A novel concept (called “heat tray”) is proposed for heat recovery from hot gases and for heat management in exothermic catalytic reactions, which involves a supernatant gas (S-gas) flowing over a shallow fluidized bed of solids. This thesis presents the results of bench-scale and pilot-scale experimental studies that quantify heat transfer between the S-gas and the shallow fluidized bed.

A fractional-factorial design of experiments was performed on two heat-tray systems using three different results showed that fine fluid cracking catalyst (FCC) particles out-performed larger alumina spheres as a fluidized solid. Heat transfer coefficients between the supernatant gas and the shallow fluidized bed approached 440 W/m²-K using FCC. Various S-gas inlet nozzle configurations were studied, with a nozzle height equal to one-half of the static bed height (0.051 m) giving the best results. The study showed that short heat-tray lengths (<0.8 m) are desirable and that S-gas redistributors are needed to compartmentalize the unit.

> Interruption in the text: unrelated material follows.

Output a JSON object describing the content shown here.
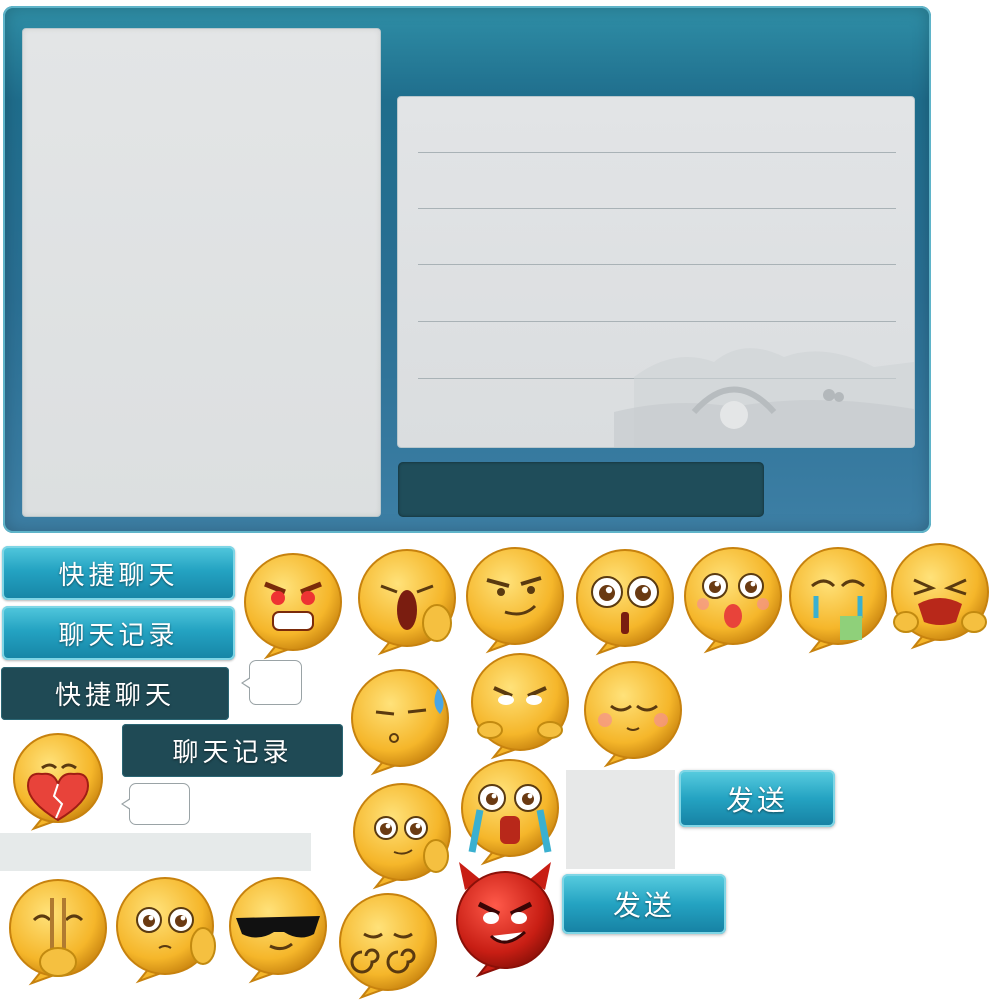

An economic analysis showed that the proposed heat tray would be economically feasible for adaption as a boiler feedwater preheater in a small steam-generation facility, using boiler combustion gases as the S-gas. The payback time for the system would be as short as 1.9 years when used continuously.

The heat transfer results from a S-gas to a flowing shallow fluidized bed represent the only data reported thus far, and have led to a better understanding of the new shallow fluidized-bed system for heat-exchange applications.